Of the many stories Don Finkel has to tell about being in St. Louis, my favorite is how he got married. He and Constance were on the train from Iowa City to Mexico, where they were going to live until the money ran out. St. Louis was not really a place on the map for either one of them. Don, originally from New York City, had found the Iowa Writers' Workshop after three universities and a frustrating position instructing freshman comp at University of Illinois.
The train pulled into Union Station, and the two ran off, down Market and into the Civil Courts building for a quick Justice of the Peace wedding. Next is the image of two giddy newlyweds walking back down Market past the flophouses and little bars. Their layover was only two hours. After which they were going straight to Mexico, footloose and fancy free.
St. Louis and Washington University came much later. In fact, it came when neither Don nor his wife Constance was expecting it. They were teaching courses at University of Iowa when Jarvis Thurston approached them about coming to Washington University to teach. Thurston and his wife Mona Van Duyn were looking for a way to build a writers' program at Washington University. The idea was very new in the US. In fact, there were very few other programs outside of the one at University of Iowa. Thurston wanted to know if Don and Constance were interested in helping him create one.

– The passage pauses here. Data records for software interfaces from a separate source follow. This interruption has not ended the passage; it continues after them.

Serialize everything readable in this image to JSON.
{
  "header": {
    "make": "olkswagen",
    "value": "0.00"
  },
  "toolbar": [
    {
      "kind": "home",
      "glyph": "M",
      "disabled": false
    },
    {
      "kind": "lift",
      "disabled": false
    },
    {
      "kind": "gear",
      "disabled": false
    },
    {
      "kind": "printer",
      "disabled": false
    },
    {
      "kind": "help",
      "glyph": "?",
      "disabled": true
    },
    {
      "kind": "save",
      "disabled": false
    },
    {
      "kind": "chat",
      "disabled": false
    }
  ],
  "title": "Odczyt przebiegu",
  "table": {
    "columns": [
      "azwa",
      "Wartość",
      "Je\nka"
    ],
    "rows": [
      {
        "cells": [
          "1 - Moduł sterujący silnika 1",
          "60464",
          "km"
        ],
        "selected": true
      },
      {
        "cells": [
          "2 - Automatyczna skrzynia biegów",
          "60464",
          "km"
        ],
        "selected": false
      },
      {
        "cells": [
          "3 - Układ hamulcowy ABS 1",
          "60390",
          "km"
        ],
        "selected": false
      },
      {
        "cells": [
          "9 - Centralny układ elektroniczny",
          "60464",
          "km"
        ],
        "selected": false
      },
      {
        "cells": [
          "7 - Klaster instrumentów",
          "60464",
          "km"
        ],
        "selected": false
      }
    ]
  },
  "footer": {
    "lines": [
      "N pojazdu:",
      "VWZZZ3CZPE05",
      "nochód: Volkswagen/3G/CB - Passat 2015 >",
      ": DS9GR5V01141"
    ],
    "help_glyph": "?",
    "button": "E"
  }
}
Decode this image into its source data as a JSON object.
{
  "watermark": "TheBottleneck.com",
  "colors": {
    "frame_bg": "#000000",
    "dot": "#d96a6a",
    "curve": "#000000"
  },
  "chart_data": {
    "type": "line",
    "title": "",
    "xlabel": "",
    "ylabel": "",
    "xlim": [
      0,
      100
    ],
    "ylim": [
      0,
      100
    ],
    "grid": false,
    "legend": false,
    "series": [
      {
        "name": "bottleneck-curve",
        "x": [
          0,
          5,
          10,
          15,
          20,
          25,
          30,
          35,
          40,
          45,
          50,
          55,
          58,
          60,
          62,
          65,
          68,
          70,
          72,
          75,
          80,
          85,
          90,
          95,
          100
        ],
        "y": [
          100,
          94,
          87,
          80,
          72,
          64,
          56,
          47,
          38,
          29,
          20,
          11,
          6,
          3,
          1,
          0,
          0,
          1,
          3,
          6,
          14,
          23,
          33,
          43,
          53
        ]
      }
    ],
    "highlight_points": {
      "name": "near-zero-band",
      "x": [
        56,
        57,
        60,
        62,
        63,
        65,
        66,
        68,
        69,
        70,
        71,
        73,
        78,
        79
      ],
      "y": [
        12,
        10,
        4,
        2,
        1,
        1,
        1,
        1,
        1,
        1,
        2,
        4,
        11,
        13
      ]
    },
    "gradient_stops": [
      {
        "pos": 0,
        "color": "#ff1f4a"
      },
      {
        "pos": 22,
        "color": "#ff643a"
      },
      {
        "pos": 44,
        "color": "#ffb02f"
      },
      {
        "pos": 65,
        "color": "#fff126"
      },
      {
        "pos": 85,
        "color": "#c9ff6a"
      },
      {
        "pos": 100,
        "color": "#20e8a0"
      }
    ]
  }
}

A few years later, both were in St. Louis teaching courses at Washington University. This still was not a formal writing program. They were teaching graduate courses, and sometimes the courses they taught were creative writing courses. However, the university was not actively searching for young writers to come study there. Instead, the young writers were finding Washington University because Don, Constance and other writers were there, and they wanted to learn from them.
The university eventually recognized this influx of writers. In a way, the writers' program created itself with presence and momentum. But the real work was trying to corral the writers that came and making them into a community.
For thirty years, Don and Constance taught with the writers' program at Washington University. Over that time, they touched the lives of many writers, some who have continued to live here in St. Louis. David Clewell, the head of the English Department at Webster University and author of several books of poetry, studied under Don Finkel. Eugene Redmond, head of many East St. Louis writers' groups studied under Don Finkel. Many other St. Louis poets have had courses with Don at Washington University or other local universities where he is invited to visit and teach.
Brian Cochran received his Master's of Fine Arts from Washington University in the mid-'80s. "Most of us ended up spending two or three years just living and breathing poetry, and doing it together...calling each other at midnight saying, 'I've just got to read you this!,' talking incessantly, meeting for workshops before the workshops." Don has stressed many times that a writers' group is not made by classes where writers come to be taught. A writers' program is made from a community of writers who look to one another for support. It is a unique chance to share thoughts and inspiration with others.
Don took the program outside of the classroom with weekly touch football matches in Forest Park. It was the poets versus the fiction writers. (Normally, the poets would win, of course, with a little creative scoring.) Poetry was meant to be fun. It was something to be experienced and enjoyed. This was from a poet who is known for doing extensive research on his topics. Don reads and studies, and he also lives. He is meticulous with details, and he is playful with his language.
Ultimately, Don is enthusiastic about poetry, and he wants the poets he teaches to feel that enthusiasm. Lisa Pepper had Don in a class last year at Webster University. After teaching in St. Louis since 1960, he had quite the reputation preceding him. Lisa says that many poets in the class were nervous to take him. They weren't sure what it would be like. Don quickly put everyone at ease. When it comes to poems, he's astute and has a way of addressing a poet's line breaks or word usage that leaves little room for debate. But when it comes to telling a story or reading his favorite lines from another poet's work, he is, to use his own words, "a real sweetie."
It's because he cares. Recently, I was walking home with Don after having a beer. He told me about speaking with Marvin Bell, a poet retiring from University of Iowa. Marvin said the thing that pleased him most was getting to teach. "I always loved my students," he said. It was enough then to see the spark in Don's eye when he told me this. And his glowing smile.